## [Aim of the exercise]
The answer must restate every record word for word.

[Records from a dataset]
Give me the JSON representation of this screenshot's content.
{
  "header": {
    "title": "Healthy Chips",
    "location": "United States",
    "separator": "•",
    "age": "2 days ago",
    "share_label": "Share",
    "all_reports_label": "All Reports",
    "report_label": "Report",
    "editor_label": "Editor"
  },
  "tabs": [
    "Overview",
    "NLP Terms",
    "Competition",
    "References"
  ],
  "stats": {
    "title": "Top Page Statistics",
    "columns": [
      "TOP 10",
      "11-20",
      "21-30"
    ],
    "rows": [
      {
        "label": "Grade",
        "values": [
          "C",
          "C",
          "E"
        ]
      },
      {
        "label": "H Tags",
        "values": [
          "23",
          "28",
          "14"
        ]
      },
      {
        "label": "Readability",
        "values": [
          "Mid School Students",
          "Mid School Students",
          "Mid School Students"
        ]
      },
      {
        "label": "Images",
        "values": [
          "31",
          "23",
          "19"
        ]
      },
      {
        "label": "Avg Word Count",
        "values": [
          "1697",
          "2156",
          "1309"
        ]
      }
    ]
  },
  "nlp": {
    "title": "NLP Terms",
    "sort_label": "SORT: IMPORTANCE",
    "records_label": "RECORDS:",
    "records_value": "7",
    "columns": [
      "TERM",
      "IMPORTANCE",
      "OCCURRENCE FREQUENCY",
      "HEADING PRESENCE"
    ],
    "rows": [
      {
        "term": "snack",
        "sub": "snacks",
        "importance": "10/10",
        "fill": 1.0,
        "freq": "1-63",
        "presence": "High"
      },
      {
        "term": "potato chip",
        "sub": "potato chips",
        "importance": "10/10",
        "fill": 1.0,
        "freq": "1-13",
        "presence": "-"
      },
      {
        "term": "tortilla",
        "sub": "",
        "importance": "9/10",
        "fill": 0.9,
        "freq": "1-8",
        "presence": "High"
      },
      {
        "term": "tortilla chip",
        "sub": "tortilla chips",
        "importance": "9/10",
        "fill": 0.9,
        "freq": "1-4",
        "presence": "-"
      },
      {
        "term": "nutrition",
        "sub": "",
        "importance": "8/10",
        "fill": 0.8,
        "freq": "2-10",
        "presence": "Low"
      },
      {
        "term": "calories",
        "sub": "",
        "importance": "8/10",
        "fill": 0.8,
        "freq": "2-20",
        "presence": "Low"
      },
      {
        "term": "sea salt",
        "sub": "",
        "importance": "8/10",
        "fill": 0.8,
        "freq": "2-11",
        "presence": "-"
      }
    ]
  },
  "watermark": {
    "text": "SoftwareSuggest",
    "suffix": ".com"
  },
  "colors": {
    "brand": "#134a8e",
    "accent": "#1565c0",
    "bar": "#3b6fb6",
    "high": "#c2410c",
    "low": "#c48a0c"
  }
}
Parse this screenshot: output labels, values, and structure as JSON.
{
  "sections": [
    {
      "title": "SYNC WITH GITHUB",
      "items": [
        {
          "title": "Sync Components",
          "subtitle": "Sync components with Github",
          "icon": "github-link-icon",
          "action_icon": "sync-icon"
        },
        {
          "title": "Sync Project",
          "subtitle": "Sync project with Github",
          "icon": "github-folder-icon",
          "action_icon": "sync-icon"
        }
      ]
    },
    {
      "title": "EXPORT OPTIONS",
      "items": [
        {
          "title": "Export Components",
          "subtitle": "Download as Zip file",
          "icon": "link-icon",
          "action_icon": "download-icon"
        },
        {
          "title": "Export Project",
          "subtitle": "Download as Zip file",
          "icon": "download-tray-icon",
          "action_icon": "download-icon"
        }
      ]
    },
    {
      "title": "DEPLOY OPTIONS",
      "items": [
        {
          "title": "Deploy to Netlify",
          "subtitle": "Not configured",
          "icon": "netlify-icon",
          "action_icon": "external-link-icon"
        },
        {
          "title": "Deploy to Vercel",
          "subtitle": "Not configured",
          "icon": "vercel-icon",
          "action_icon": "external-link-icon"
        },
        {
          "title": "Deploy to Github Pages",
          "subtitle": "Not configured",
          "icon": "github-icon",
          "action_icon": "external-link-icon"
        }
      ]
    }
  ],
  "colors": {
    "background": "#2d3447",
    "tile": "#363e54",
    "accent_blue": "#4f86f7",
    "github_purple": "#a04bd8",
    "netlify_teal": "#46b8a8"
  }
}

## [Answer section]
Give me the JSON representation of this screenshot's content.
{
  "header": {
    "title": "Healthy Chips",
    "location": "United States",
    "separator": "•",
    "age": "2 days ago",
    "share_label": "Share",
    "all_reports_label": "All Reports",
    "report_label": "Report",
    "editor_label": "Editor"
  },
  "tabs": [
    "Overview",
    "NLP Terms",
    "Competition",
    "References"
  ],
  "stats": {
    "title": "Top Page Statistics",
    "columns": [
      "TOP 10",
      "11-20",
      "21-30"
    ],
    "rows": [
      {
        "label": "Grade",
        "values": [
          "C",
          "C",
          "E"
        ]
      },
      {
        "label": "H Tags",
        "values": [
          "23",
          "28",
          "14"
        ]
      },
      {
        "label": "Readability",
        "values": [
          "Mid School Students",
          "Mid School Students",
          "Mid School Students"
        ]
      },
      {
        "label": "Images",
        "values": [
          "31",
          "23",
          "19"
        ]
      },
      {
        "label": "Avg Word Count",
        "values": [
          "1697",
          "2156",
          "1309"
        ]
      }
    ]
  },
  "nlp": {
    "title": "NLP Terms",
    "sort_label": "SORT: IMPORTANCE",
    "records_label": "RECORDS:",
    "records_value": "7",
    "columns": [
      "TERM",
      "IMPORTANCE",
      "OCCURRENCE FREQUENCY",
      "HEADING PRESENCE"
    ],
    "rows": [
      {
        "term": "snack",
        "sub": "snacks",
        "importance": "10/10",
        "fill": 1.0,
        "freq": "1-63",
        "presence": "High"
      },
      {
        "term": "potato chip",
        "sub": "potato chips",
        "importance": "10/10",
        "fill": 1.0,
        "freq": "1-13",
        "presence": "-"
      },
      {
        "term": "tortilla",
        "sub": "",
        "importance": "9/10",
        "fill": 0.9,
        "freq": "1-8",
        "presence": "High"
      },
      {
        "term": "tortilla chip",
        "sub": "tortilla chips",
        "importance": "9/10",
        "fill": 0.9,
        "freq": "1-4",
        "presence": "-"
      },
      {
        "term": "nutrition",
        "sub": "",
        "importance": "8/10",
        "fill": 0.8,
        "freq": "2-10",
        "presence": "Low"
      },
      {
        "term": "calories",
        "sub": "",
        "importance": "8/10",
        "fill": 0.8,
        "freq": "2-20",
        "presence": "Low"
      },
      {
        "term": "sea salt",
        "sub": "",
        "importance": "8/10",
        "fill": 0.8,
        "freq": "2-11",
        "presence": "-"
      }
    ]
  },
  "watermark": {
    "text": "SoftwareSuggest",
    "suffix": ".com"
  },
  "colors": {
    "brand": "#134a8e",
    "accent": "#1565c0",
    "bar": "#3b6fb6",
    "high": "#c2410c",
    "low": "#c48a0c"
  }
}
Parse this screenshot: output labels, values, and structure as JSON.
{
  "sections": [
    {
      "title": "SYNC WITH GITHUB",
      "items": [
        {
          "title": "Sync Components",
          "subtitle": "Sync components with Github",
          "icon": "github-link-icon",
          "action_icon": "sync-icon"
        },
        {
          "title": "Sync Project",
          "subtitle": "Sync project with Github",
          "icon": "github-folder-icon",
          "action_icon": "sync-icon"
        }
      ]
    },
    {
      "title": "EXPORT OPTIONS",
      "items": [
        {
          "title": "Export Components",
          "subtitle": "Download as Zip file",
          "icon": "link-icon",
          "action_icon": "download-icon"
        },
        {
          "title": "Export Project",
          "subtitle": "Download as Zip file",
          "icon": "download-tray-icon",
          "action_icon": "download-icon"
        }
      ]
    },
    {
      "title": "DEPLOY OPTIONS",
      "items": [
        {
          "title": "Deploy to Netlify",
          "subtitle": "Not configured",
          "icon": "netlify-icon",
          "action_icon": "external-link-icon"
        },
        {
          "title": "Deploy to Vercel",
          "subtitle": "Not configured",
          "icon": "vercel-icon",
          "action_icon": "external-link-icon"
        },
        {
          "title": "Deploy to Github Pages",
          "subtitle": "Not configured",
          "icon": "github-icon",
          "action_icon": "external-link-icon"
        }
      ]
    }
  ],
  "colors": {
    "background": "#2d3447",
    "tile": "#363e54",
    "accent_blue": "#4f86f7",
    "github_purple": "#a04bd8",
    "netlify_teal": "#46b8a8"
  }
}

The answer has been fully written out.